The California company, which sells software to licensed cannabis operators and publishes a popular online directory of dispensaries for consumers, is finalizing a lease for a downtown Boston office to accommodate its sales and lobbying team.
Its executives want to be right in close to the rollout of new rules for the nascent industry in Massachusetts and have the firm well-established locally by the time dispensaries open up next summer.
Weedmaps also just became the first marijuana-related company to join the venerable Boston Chamber of Commerce.
At first blush, the two organizations hardly seem like a natural fit. The chamber opposed Question 4, the ballot initiative that legalized marijuana, while Weedmaps supported the measure and has since lobbied the state to put fewer restrictions on the dispensaries and other licensed pot operations it hopes will buy its ads and services.
But Jim Rooney, the chamber’s president and chief executive, said that’s all in the past.
“The debate is over,” he said. “The vote making marijuana legal has taken place. And once something’s legal, it’s just a business. It’s part of our ecosystem, and it’s not for us to judge.”
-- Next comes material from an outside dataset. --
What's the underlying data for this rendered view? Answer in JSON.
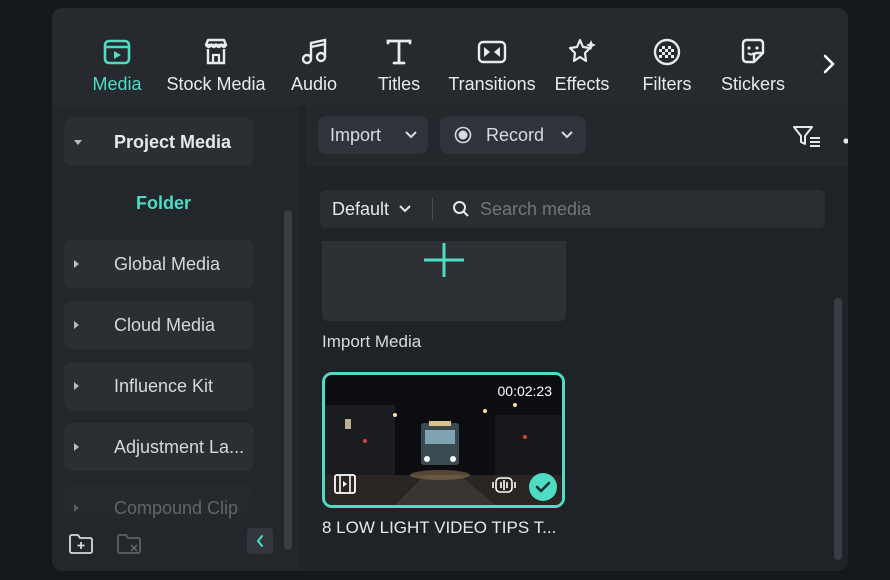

The move isn’t a huge surprise. The chamber’s opposition to Question 4 consisted of little more than a statement, and Rooney even before the referendum said he would welcome cannabis companies to his group if it passed.
In fact, Rooney said, some business members of the chamber stand to make money working with cannabis companies, which are highly regulated and often require intensive legal, lobbying, financial, and real estate help — not to mention security, lighting, plumbing, transportation, software, and insurance, among numerous other goods and services.
“When a new industry is taking shape, there are all sorts of business opportunities embedded in that, in terms of support and suppliers,” Rooney said.
Weedmaps doesn’t deal directly in marijuana. It’s positioned more as a technology company, competing for talent with the likes of Google and Facebook. That might smooth the company’s integration into the chamber, which has been working to update its reputation as a stuffy, overly restrained group.
“We’re trying to show what the responsible actors in the industry look like,” Weedmaps president Chris Beals said, “and to lower any misperception or stigma associated with marijuana.”
Joining the chamber, he added, “is part of being a civically-minded organization.”
The company’s top lobbying priorities, Beals said, are ensuring there are enough pot stores in convenient locations for customers and that lab-testing standards are reasonable.
Its initial presence in Boston will be modest: about 10 people. Eventually, Weedmaps may recruit some of the Boston area’s copious programming and analytical talent to help advance an ambitious big-data project that seeks to match different cannabis strains with various subjective effects felt by users.
While many advocates and consumers fear the state will bungle its rollout of regulated marijuana firms, Beals said Weedmaps sees Massachusetts as a leader.
“It can’t be overstated how excited we are about the prospect that Massachusetts is on the right path to have the best policy on cannabis in the country,” he said. “We’ve actually had senior, senior officials in neighboring states ask us if they should copy Massachusetts.